We are fortunate these days to have access to fresh food most of the year, and I include frozen food. What we must somehow find a way to deal with is food waste.

We need to use what we buy when it is fit to eat, and that requires planning. Maybe the new austerity, when we must watch the pennies, will help us learn the skills my Mum had, when feeding us in the aftermath of WW2.

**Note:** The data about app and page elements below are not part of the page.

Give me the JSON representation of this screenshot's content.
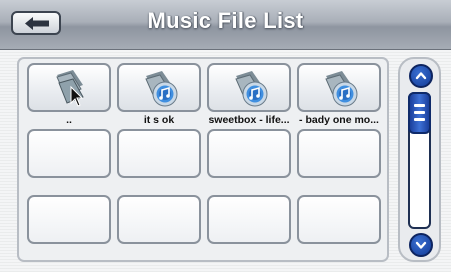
{
  "header": {
    "title": "Music File List",
    "back_icon": "left-arrow-icon"
  },
  "files": [
    {
      "label": "..",
      "icon": "folder-up-icon"
    },
    {
      "label": "it s ok",
      "icon": "music-file-icon"
    },
    {
      "label": "sweetbox - life...",
      "icon": "music-file-icon"
    },
    {
      "label": "- bady one mo...",
      "icon": "music-file-icon"
    }
  ],
  "empty_slots": 8,
  "scrollbar": {
    "up_icon": "chevron-up-icon",
    "down_icon": "chevron-down-icon",
    "position": 0
  },
  "colors": {
    "accent": "#1b3f9c",
    "header_text": "#ffffff"
  }
}
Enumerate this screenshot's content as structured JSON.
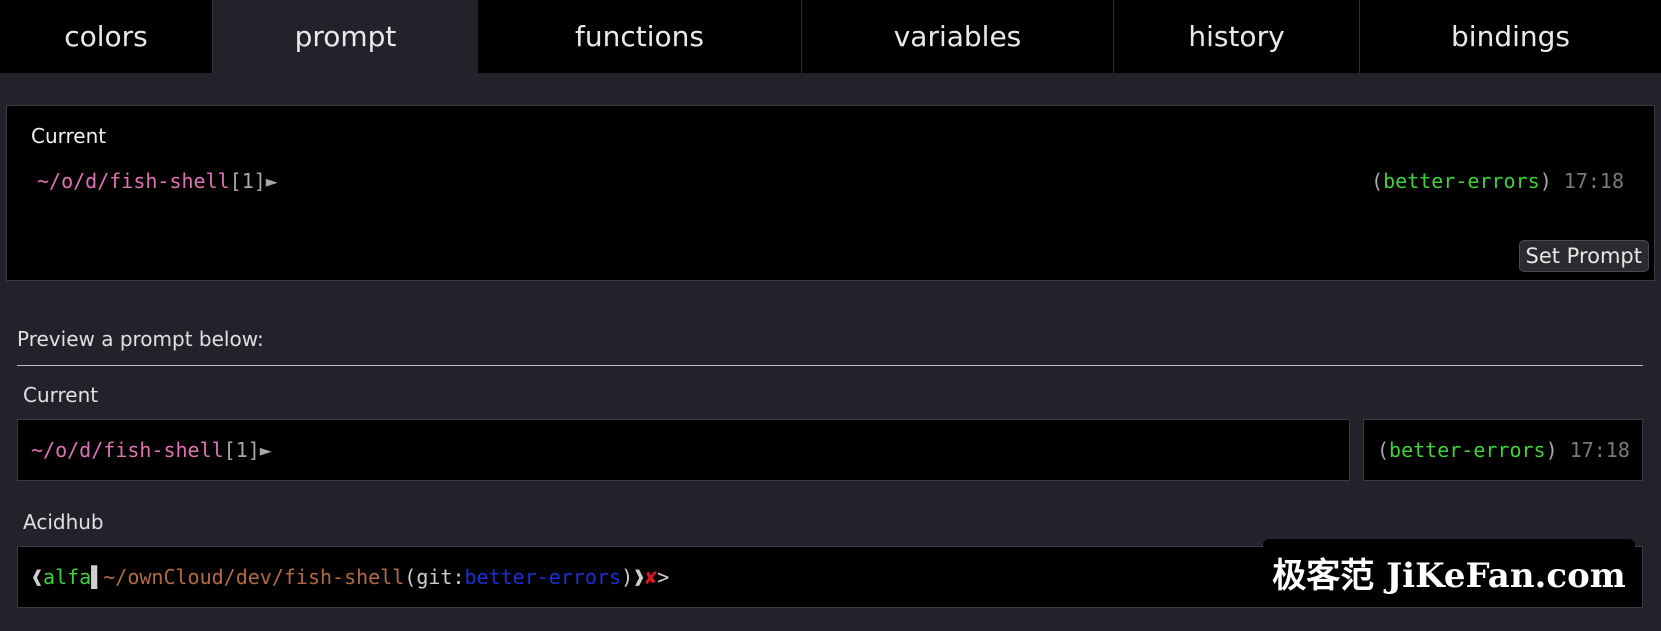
{
  "tabs": [
    {
      "label": "colors"
    },
    {
      "label": "prompt"
    },
    {
      "label": "functions"
    },
    {
      "label": "variables"
    },
    {
      "label": "history"
    },
    {
      "label": "bindings"
    }
  ],
  "active_tab": "prompt",
  "current_panel": {
    "label": "Current",
    "left_path": "~/o/d/fish-shell",
    "left_suffix": "[1]►",
    "right_open": "(",
    "right_branch": "better-errors",
    "right_close": ")",
    "right_time": "17:18",
    "set_button": "Set Prompt"
  },
  "preview": {
    "title": "Preview a prompt below:",
    "items": [
      {
        "label": "Current",
        "left_path": "~/o/d/fish-shell",
        "left_suffix": "[1]►",
        "right_open": "(",
        "right_branch": "better-errors",
        "right_close": ")",
        "right_time": "17:18"
      },
      {
        "label": "Acidhub",
        "open_bracket": "❰",
        "user": "alfa",
        "sep": "▌",
        "path": "~/ownCloud/dev/fish-shell",
        "git_open": "(",
        "git_label": "git:",
        "git_branch": "better-errors",
        "git_close": ")",
        "close_bracket": "❱",
        "status": "✘",
        "arrow": ">"
      }
    ]
  },
  "watermark": "极客范 JiKeFan.com",
  "colors": {
    "background": "#22232a",
    "path_pink": "#e072b4",
    "branch_green": "#3fd13a",
    "acid_brown": "#b26a42",
    "acid_blue": "#1b2fd6",
    "status_red": "#e2171d"
  }
}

We – and the shops – must also stop the obsession with perfectly uniform fruit and veg. By all means charge a premium for perfect carrots but we must use all we grow, and use any waste sensibly. I saw a documentary recently about a parsnip farmer who was so messed about with last minute order cancellations from a supermarket, and had to reject so many less than perfect but perfectly eatable specimens, that he decided to give it all up after working for nothing. Crazy, but we consumers must share the responsibility.

I am happy to buy carrots that are less than perfect – just like the ones my father grew.

I will not buy ready to eat fruit that has to be cocooned in plastic to allow it to survive transport and display.

John S. says:
1 July 2020

I fully support the ‘common sense’ approach to food safety, and would never throw food away only because it has passed its Use By date.
Milk is an interesting example. We used to own a fridge that refused to go below about 8º. From time to time, milk would go off within a few days of opening and before its Use By date. We now have a fridge that keeps to about 5º. Not only does our milk never go off under ‘normal’ usage, but on a couple of occasions we have gone on holiday for a week leaving a half finished bottle of (skimmed) milk in the fridge. It has been fine on our return; lasting the few days to the end of the bottle regardless of the fact that it is at least a week past its use by date!
Of course this is a low-risk food. Make a mistake with your sniff test and you will have to throw out your hot drink, or your cereal. It is very unlikely to make a healthy adult unwell!

At 82 my wife and I are very cautious about what we eat/consume.
Recently a TV guest doctor suggested for additional protection against Coronavirus we should take additional supplements
Mainly: Vitamin “D” and “Ubiquinol CoQ10.
After searching the market I found there is such a range in price and quality ingredients etc
How can I be assured that I am buying the correct quality?

Here is what the NHS say about vitamin D. There is no evidence it directly helps prevent COVID but it is recommended for general health in the winter. https://www.nhs.uk/conditions/vitamins-and-minerals/vitamin-d/
I can’t see any link that shows a benefit from CoQ10.

Sorry to change the tone of the conversation.
A recent TV doctor suggested that supplements Vitamin ‘D’, and Ubiquinol CoQ10 should be taken to provide additional protection against Coravirus for the elderly.
At 82 I am interested but after searching the internet I find a wide range of prices, ingredients etc.
How can I be sure I am buying the correct supplement for my protection and not some type of placebo?

Sunlight on the skin is generally our main source of vitamin D during the summer months. The current advice is to take 10 micrograms (= 10µg or 10mcg) of vitamin D during the winter months: https://www.nhs.uk/news/food-and-diet/the-new-guidelines-on-vitamin-d-what-you-need-to-know/

Taking a standard multivitamin tablet from a supermarket will provide this amount. High doses of vitamins are best avoided unless recommended by your GP. I am not aware of any general recommendation that we should take CoQ10 supplements.

Terence, I would advise you to first contact your GP before embarking upon any new remedy recommended by a TV doctor for the following reasons:

CoQ10 is an antioxident that your body produces naturally from certain foods and used by the cells for growth and maintenance. Unfortunately levels decrease with age.

CoQ10 could interact with other medication you are taking, especially blood thinning drugs such as warfarin that may cause them to become less effective, increasing the risk of blood clots and stroke.

As with most prescribed drugs there are always side effects to consider, some mild and some more severe, depending on your body’s reaction, which can vary from person to person.

Check the following website for a more comprehensive report before making your decision.

http://www.mayoclinic.org – Coenzyme Q10 – Overview.